▶ PROBLEM DESCRIPTION: Gather, from the data below, each line in which the word "number" occurs.
_____
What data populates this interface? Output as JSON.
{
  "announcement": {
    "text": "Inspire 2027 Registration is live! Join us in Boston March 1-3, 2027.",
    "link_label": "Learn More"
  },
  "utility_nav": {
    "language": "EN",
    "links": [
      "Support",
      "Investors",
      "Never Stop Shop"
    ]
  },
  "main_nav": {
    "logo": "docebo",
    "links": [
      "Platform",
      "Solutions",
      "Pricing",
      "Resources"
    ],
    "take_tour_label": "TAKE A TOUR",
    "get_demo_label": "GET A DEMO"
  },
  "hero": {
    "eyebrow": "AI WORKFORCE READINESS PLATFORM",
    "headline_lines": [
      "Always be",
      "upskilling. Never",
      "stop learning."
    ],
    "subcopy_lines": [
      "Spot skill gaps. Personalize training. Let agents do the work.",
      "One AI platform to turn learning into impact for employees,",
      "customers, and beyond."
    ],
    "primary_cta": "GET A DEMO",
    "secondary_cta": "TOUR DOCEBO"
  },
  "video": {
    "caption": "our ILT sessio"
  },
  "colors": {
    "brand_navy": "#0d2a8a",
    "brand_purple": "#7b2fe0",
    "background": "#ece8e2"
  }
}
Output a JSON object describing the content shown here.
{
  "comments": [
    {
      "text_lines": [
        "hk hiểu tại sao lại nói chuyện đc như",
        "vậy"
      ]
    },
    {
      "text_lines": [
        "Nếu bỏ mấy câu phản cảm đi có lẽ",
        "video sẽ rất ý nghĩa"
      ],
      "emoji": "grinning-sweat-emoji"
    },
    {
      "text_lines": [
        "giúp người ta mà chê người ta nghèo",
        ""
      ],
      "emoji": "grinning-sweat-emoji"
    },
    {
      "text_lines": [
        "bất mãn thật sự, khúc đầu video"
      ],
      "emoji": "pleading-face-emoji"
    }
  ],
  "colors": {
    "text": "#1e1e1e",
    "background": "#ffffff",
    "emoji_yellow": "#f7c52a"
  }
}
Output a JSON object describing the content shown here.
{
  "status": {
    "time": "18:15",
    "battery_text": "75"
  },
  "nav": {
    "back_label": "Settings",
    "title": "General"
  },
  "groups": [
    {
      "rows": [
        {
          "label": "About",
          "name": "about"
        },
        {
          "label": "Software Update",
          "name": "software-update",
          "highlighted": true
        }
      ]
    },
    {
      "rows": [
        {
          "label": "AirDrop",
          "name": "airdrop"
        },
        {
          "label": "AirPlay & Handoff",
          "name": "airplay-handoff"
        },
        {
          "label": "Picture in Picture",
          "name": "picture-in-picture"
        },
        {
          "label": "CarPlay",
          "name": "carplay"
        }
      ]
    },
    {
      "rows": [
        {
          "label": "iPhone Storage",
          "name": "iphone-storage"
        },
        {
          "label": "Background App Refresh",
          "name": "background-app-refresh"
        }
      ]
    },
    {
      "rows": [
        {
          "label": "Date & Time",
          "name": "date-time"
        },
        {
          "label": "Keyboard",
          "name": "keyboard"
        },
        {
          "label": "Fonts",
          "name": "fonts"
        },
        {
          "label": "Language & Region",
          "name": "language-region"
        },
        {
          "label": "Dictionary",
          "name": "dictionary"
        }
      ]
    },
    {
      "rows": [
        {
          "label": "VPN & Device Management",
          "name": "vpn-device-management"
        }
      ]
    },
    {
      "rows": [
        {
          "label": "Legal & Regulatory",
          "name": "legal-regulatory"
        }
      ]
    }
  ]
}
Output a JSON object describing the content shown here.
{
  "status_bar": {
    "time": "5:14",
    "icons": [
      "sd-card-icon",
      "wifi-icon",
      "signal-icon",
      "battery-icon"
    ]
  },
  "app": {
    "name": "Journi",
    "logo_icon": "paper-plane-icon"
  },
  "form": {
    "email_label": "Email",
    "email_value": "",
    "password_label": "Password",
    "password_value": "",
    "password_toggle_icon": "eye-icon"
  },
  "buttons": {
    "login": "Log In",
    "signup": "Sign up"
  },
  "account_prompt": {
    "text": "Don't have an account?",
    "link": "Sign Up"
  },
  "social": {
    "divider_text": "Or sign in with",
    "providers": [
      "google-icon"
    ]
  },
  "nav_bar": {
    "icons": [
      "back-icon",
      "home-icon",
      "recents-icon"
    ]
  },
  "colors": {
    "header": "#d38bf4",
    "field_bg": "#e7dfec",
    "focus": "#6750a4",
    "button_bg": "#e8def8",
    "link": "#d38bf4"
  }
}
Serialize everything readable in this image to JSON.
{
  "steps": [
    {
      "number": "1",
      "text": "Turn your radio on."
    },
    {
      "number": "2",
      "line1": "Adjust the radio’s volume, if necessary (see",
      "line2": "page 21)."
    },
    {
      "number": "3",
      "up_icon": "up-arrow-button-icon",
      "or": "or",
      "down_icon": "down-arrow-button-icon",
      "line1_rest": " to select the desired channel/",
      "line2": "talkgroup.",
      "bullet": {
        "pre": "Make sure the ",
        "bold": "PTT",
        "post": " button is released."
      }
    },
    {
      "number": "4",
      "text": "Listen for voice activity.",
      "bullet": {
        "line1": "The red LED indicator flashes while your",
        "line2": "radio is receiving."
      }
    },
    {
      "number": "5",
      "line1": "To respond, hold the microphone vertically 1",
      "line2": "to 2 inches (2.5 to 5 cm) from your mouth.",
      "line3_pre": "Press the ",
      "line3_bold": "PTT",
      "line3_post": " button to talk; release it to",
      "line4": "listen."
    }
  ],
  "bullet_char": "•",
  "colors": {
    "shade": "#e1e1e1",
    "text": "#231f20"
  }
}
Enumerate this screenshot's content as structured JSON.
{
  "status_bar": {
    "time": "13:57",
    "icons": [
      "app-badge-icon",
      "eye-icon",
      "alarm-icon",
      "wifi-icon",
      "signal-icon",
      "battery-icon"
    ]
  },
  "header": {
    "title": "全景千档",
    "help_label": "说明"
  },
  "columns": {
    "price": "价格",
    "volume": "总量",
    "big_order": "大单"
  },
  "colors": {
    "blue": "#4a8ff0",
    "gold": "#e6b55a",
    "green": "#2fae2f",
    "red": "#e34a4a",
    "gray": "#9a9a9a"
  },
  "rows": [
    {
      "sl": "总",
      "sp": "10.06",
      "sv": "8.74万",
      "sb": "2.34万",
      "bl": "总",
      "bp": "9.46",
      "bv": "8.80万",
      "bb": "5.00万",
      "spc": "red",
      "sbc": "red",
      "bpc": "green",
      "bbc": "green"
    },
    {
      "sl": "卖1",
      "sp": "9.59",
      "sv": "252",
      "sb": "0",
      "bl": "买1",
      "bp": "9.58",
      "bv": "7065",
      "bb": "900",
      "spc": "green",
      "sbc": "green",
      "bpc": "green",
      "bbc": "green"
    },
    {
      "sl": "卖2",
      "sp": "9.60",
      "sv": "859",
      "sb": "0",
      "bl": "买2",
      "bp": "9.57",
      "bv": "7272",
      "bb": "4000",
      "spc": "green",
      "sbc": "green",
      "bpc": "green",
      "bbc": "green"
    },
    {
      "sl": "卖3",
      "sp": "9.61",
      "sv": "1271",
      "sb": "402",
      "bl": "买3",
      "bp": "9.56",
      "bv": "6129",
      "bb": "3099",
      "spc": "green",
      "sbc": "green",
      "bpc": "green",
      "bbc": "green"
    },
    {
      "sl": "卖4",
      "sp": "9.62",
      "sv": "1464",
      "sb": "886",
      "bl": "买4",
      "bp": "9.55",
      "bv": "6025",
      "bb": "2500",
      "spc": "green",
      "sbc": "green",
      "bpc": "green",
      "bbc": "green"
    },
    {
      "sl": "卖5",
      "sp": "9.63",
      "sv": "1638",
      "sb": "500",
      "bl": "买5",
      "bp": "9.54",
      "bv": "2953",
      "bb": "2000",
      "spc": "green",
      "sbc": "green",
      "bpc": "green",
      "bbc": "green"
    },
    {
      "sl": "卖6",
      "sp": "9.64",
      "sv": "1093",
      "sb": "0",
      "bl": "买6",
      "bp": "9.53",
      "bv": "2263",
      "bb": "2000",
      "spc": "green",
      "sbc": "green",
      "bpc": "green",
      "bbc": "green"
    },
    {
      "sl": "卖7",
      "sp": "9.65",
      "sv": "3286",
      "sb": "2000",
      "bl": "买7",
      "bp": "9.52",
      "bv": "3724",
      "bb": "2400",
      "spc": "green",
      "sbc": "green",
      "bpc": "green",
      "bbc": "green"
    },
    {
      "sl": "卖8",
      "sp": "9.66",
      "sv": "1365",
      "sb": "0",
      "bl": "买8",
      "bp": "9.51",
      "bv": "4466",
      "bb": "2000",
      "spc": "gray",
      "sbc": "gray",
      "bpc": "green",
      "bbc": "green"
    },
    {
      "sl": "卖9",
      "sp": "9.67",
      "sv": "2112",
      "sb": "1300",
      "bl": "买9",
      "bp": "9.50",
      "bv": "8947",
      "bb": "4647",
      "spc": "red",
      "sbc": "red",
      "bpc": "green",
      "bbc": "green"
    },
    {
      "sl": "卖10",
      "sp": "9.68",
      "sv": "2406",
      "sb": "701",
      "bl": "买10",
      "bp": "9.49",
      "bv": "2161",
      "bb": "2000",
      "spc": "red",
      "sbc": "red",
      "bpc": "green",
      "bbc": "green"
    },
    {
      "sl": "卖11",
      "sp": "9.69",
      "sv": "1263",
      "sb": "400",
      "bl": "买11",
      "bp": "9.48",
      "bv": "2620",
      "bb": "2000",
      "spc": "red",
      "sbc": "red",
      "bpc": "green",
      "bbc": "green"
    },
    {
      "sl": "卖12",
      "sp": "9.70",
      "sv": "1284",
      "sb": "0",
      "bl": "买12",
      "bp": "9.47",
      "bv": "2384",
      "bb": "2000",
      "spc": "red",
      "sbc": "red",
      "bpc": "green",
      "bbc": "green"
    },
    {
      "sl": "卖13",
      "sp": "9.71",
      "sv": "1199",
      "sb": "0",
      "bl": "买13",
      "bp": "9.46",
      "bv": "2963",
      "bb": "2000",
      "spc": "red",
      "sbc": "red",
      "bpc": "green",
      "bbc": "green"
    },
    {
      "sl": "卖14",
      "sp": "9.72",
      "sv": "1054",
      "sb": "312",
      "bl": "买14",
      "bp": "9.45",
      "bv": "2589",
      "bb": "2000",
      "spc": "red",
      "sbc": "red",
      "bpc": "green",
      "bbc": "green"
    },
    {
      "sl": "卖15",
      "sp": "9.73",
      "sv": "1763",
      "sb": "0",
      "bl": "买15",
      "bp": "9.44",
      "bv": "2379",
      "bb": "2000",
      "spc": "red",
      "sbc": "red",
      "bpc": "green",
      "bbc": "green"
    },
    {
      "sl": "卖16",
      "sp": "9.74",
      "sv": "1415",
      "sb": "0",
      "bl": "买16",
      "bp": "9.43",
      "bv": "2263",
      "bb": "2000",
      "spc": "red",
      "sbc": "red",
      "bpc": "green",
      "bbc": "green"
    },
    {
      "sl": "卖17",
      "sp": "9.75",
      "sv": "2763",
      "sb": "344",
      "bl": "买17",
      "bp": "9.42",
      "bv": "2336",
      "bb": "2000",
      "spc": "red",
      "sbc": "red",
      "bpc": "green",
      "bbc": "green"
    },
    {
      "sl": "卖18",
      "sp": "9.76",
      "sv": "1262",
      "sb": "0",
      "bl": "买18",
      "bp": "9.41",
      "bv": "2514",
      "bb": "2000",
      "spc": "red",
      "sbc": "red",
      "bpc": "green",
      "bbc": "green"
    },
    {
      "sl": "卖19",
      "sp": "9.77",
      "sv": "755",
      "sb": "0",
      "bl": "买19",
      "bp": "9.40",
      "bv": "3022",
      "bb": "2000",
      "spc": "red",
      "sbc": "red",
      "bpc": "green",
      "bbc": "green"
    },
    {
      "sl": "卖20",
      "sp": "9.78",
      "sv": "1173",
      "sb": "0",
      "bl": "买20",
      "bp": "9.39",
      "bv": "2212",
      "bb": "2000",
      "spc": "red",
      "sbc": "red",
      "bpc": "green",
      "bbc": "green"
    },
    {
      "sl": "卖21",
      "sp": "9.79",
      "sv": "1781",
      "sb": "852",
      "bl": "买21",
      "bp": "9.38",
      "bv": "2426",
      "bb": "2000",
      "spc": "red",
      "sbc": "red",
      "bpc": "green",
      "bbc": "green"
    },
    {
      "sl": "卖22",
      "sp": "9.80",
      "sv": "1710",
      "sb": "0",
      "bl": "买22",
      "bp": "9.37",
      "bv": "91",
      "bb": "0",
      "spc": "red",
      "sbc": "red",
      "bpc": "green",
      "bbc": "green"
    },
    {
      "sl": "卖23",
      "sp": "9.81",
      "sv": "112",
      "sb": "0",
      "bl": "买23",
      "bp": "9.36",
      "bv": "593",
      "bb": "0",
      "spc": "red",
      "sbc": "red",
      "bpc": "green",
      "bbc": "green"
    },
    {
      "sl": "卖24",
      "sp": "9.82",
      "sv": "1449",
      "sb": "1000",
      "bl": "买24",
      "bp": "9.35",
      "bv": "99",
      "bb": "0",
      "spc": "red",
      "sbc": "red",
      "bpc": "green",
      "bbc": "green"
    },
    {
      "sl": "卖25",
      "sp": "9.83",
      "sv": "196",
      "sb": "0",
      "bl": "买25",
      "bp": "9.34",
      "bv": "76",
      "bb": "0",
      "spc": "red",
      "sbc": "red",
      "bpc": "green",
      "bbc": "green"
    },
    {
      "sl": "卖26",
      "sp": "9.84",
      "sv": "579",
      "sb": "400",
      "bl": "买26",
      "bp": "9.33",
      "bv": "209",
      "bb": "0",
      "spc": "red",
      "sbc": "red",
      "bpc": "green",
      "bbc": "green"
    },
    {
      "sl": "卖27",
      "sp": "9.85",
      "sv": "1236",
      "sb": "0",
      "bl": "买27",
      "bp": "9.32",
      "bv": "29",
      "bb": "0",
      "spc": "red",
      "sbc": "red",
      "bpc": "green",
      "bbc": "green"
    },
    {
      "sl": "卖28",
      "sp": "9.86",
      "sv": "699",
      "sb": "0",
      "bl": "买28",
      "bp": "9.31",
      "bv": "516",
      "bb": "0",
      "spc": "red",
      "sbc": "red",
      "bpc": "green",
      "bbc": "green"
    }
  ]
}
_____
▶ EXERCISE OUTPUT:
      "number": "1",
      "number": "2",
      "number": "3",
      "number": "4",
      "number": "5",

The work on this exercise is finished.